But while President Obama has tried to set parameters for budget negotiations, his party has yet to settle on a plan for Medicare or the broader budget issues, beyond its near-universal opposition to the Ryan plan. And failure to address the nation’s fiscal problems aggressively could carry its own risk for Democrats.
Democrats were attacked by Republicans in 2010 for having supported cuts to Medicare in the new health care law, and some concede they will have to back further painful cuts if the two parties are going to come to a budget deal this year. Representative Steny H. Hoyer, the minority whip, has said unequivocally that Medicare cuts of some form will be a component of any agreement with Republicans in the debt limit negotiations, an outcome that could blunt any traction the Democrats have gained.

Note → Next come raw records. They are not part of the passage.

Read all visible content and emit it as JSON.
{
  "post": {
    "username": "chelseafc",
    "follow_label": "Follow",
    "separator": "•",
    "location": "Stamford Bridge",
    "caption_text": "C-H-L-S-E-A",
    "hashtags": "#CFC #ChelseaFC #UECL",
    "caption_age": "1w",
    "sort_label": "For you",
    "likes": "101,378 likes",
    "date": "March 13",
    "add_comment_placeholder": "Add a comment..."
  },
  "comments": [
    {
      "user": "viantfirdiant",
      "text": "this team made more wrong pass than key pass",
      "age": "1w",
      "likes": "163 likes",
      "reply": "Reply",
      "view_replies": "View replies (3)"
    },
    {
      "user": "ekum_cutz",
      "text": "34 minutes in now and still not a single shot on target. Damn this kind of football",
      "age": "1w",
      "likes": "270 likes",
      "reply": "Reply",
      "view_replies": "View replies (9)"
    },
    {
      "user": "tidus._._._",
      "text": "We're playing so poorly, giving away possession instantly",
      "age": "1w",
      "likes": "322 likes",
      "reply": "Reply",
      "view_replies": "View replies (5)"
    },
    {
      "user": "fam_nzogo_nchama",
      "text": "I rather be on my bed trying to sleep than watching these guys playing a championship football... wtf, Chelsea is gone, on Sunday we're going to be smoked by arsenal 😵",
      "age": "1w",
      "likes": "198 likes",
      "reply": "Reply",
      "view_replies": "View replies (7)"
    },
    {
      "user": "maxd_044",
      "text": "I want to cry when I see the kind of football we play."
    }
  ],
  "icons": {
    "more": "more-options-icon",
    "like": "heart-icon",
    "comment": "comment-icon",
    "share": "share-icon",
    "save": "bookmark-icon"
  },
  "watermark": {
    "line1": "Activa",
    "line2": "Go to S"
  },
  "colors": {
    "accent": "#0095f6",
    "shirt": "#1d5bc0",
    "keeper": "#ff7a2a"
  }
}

Minutes after the race was called late Tuesday night, Republicans and their political organizations began playing down the role of the Medicare debate in the outcome, and suggesting that Democrats were putting all their 2012 eggs in a one-issue basket.
“With millions of Americans out of work and 9 percent unemployment,” said Kevin Smith, a spokesman for Speaker John A. Boehner of Ohio, “anyone who thinks the 2012 election won’t be about jobs is delusional.”
American Crossroads, a conservative group, released a statement that pooh-poohed the significance of the race, while also elevating it as a warning shot. “What is clear is that this election is a wake-up call for anyone who thinks that 2012 will be just like 2010,” the statement read. “It’s going to be a tougher environment, Democrats will be more competitive, and we need to play at the top of our game to win big next year.”
Still, Senate Democrats are looking for every opportunity to cast themselves as protectors of the elderly. Senator Charles E. Schumer, who is in charge of the Senate Democrats’ message machine, has held conference calls and news conferences repeatedly to denounce the plan from every angle.
During the House recess last week, Representative Rob Woodall of Georgia told a constituent who pressed him about Medicare that she should ask herself “ ‘When do I decide I’m going to take care of me?’ ” which became an instant Schumer press release.
“We relish the chance to stand up and cast a vote to protect Medicare,” Mr. Schumer said.
In addition to Ms. Snowe and Mr. Brown, Senator Susan Collins of Maine has already said she will reject the plan, and Senator Lisa Murkowski of Alaska has expressed skepticism.
Republicans have asked to have alternatives budgets also come up for an initial vote. Those alternatives include a plan crafted by Senator Patrick J. Toomey of Pennsylvania that contains many of the same cuts as Mr. Ryan’s plans but leaves Medicare out of the picture, and another by Senator Rand Paul of Kentucky, which includes a vast elimination of government services.
The Republicans would also like to write a bill reflecting Mr. Obama’s initial 2012 budget, which became an albatross for his party because it did not cut spending. However, because the Ryan plan already passed the House, Senator Harry Reid of Nevada, the majority leader, could send the Ryan plan for votes alone, without bringing up other budget bills.
Senator Mitch McConnell of Kentucky, the minority leader, summed up the state of affairs neatly on Tuesday. “This is the first time in the history of the United States Senate that a majority leader has brought up a budget passed by the other house of the other party,” he said. “So I think you can sum up the week with the various budget amendments as interesting, but not determinative of what we do in terms of reducing spending and debt.”
This article “Senate Rejects House G.O.P. Medicare Plan by 57-40 Vote” originally appeared at The New York Times.